Returning to the classroom has had some interesting moments, a flawed lesson plan, a student’s epiphany, another student who refused to be on-task, and many young minds exposed to new vocabulary, new ideas, and academic rigor.
My enthusiasm for a video, related to a class I am teaching for high school students, is on the state of Native Americans’ lives in South Dakota, Generation Red Nation, and it resulted in me not preparing an accompanying handout with questions about the content, as teachers typically proactively design for students to complete during videos. While I sat riveted and fully attentive to multiple viewings of the film, a few students simply could not relate and chose other distractions while I fumed at my failure to prepare adequately for this scenario.
Yes, even experienced teachers can have a failed lesson. My students could not identify with the people in the video. Therefore, they missed the nuanced messages I’d intended for them to capture; such as, what does this say about preserving one’s heritage in America, and how can Native Americans be disenfranchised in their own land? How can the adjustment to a fast city life be a challenge for people coming from a more slow-paced culture and other insights. These questions were a set up for Crevecoeur’s essay, “What Is an American?”
In another class, through studying Virginia Woolf’s A Room of One’s Own, it was a thrilling moment to witness a student’s epiphany as she discovered for herself the symbolism of comparing the high quality, almost artistic description, of a repast at the all-male Oxbridge with “soles, sunk in a deep dish, over which the college cook had spread a counterpane of the whitest cream…. And …the wineglasses had flushed yellow and flushed crimson…”,versus the fare at all-female Fernham College where was served, “…beef with its attendant greens and potatoes—a homely trinity, suggesting the rumps of cattle in a muddy market, and sprouts curled and yellowed at the edge….”
The life of a teacher is filled with many ups and downs; and even though I consult and present workshops for classroom management, I know there can always be a student or even an entire class that can make a teacher feel that they are wrestling a seal in an oil pit.
A humbling moment came when I was reading a passage to the class as they were to duplicate the annotations I’d made.
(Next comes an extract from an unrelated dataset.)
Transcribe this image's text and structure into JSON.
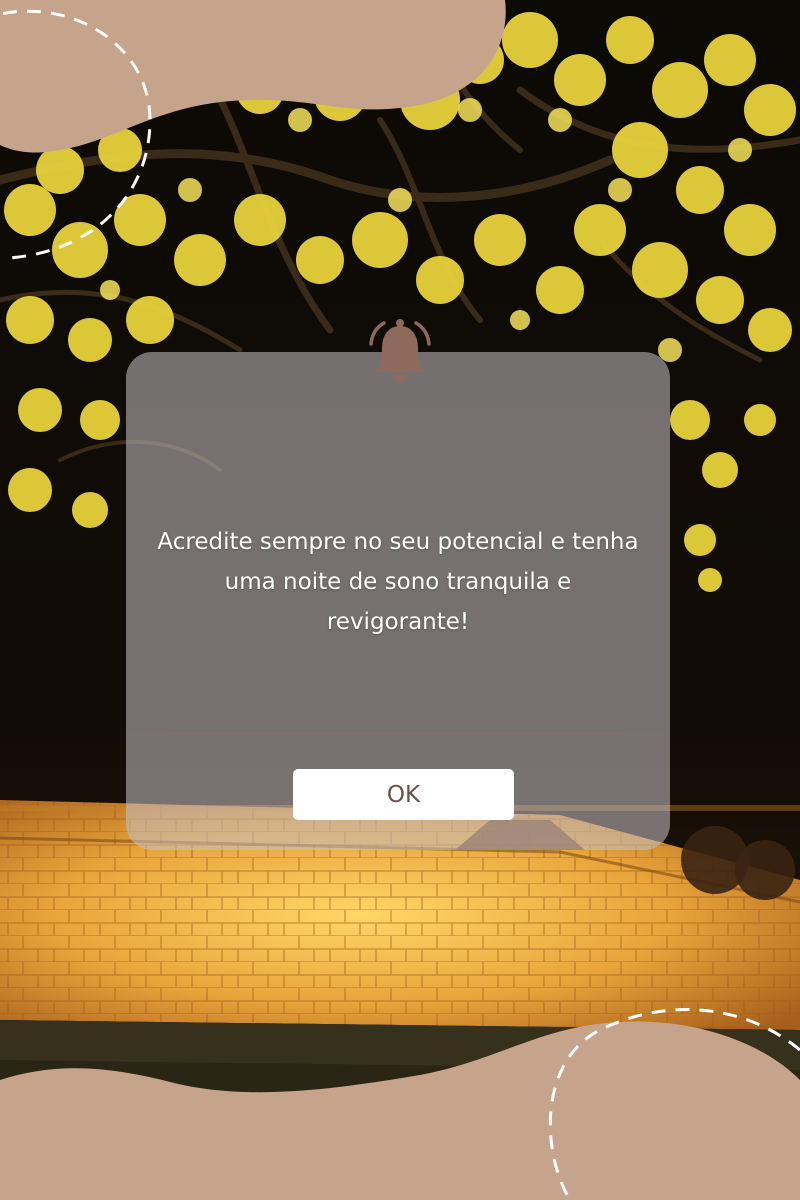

This was a lesson in doing annotations while reading some dense material. One student chose to poke his neighbor with a pencil eraser persistently under the desk and not do a single annotation. Nor would he abide when I informed him that I would not tolerate his disruptions. For I keep it simple by clarifying with my classes that I give much leeway to their class culture, but “If you do anything to disrupt my teaching, or anything to disrupt another student’s learning, we have a problem.” This student, receiving a fair warning, and a promise of my documentation, was no longer a disruptive force…to date. Sometimes just a firm acknowledgment with a no-nonsense attitude will suffice.
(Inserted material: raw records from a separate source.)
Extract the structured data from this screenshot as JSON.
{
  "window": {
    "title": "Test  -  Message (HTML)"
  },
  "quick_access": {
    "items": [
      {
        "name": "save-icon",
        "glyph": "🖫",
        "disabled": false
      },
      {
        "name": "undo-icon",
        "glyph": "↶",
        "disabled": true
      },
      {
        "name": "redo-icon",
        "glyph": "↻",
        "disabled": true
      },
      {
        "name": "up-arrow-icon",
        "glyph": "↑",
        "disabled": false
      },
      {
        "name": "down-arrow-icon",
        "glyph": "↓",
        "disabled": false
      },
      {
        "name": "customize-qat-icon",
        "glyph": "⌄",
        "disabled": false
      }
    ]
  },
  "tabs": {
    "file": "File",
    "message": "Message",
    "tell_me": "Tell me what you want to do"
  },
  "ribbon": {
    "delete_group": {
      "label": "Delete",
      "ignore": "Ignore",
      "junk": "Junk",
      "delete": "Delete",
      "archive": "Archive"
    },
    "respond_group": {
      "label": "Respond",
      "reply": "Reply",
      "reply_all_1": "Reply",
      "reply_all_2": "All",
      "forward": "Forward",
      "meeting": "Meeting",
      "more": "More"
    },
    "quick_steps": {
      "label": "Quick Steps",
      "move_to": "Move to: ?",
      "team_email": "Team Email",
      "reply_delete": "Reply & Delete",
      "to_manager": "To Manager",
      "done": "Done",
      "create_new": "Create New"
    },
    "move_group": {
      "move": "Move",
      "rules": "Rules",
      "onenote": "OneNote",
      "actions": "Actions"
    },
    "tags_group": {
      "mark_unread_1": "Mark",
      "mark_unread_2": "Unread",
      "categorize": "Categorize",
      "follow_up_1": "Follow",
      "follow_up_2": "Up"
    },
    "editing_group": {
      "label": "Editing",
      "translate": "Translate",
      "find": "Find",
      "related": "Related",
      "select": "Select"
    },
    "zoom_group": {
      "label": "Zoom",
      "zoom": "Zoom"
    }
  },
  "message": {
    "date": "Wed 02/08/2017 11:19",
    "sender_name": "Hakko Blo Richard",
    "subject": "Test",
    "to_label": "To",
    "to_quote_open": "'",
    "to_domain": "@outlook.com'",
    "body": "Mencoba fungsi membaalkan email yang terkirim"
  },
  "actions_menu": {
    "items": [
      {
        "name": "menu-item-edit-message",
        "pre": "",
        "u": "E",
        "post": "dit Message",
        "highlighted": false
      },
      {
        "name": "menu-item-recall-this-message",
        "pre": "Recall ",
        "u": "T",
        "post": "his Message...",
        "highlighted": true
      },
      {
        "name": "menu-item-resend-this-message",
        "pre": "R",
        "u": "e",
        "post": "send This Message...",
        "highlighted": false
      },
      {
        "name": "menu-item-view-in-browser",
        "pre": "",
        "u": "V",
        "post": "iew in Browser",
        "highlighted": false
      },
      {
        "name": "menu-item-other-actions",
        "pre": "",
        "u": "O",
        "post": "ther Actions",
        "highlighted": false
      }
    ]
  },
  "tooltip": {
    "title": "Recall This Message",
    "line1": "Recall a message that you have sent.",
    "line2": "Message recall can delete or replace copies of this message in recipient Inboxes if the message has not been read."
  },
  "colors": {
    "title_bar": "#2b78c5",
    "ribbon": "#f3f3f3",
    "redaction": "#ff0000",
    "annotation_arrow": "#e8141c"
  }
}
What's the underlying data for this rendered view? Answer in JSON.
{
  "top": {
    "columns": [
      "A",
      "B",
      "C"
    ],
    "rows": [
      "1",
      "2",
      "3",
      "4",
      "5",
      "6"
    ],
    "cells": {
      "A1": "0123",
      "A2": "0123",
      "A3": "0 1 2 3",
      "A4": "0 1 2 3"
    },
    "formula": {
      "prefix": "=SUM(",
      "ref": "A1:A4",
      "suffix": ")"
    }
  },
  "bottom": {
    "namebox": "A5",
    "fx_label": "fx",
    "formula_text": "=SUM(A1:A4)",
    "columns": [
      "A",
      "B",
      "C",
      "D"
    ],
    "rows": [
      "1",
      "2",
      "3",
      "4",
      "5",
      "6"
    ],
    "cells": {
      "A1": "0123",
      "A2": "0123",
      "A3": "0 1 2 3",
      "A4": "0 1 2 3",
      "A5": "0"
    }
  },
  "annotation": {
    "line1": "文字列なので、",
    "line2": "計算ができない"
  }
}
As a teacher, it is important to be a futurist, to have a sense for what preparation is required to design students’ education and mindset for their near future. Since my trip to Dubai where a colleague shared the Government in 2071 Guidebook, I have seen several YouTube videos of speeches given at the corresponding World Government Summit 2017 event. Tomorrow, several classes will enjoy and respond to a content checklist and argumentative essay about if the modern obsession with being cool adversely affects American’s readiness to stay competitive in technological advances. They have read an essay today and will view Michio Kaku’s video from Dubai’s World Government Summit 2017 as a catalyst for their piece. I like this video so much that I will share it with my own family and heartily suggest it to readers. I’m very much looking forward to our exchange of perspectives and hope to plant the seeds of motivation and inspiration in them. Recognizing that teachers have an undeniable capacity to positively influence students, in my short four-month assignment, I plan to raise them higher. Such challenges, as there are in teaching dynamic youth, brings me joy.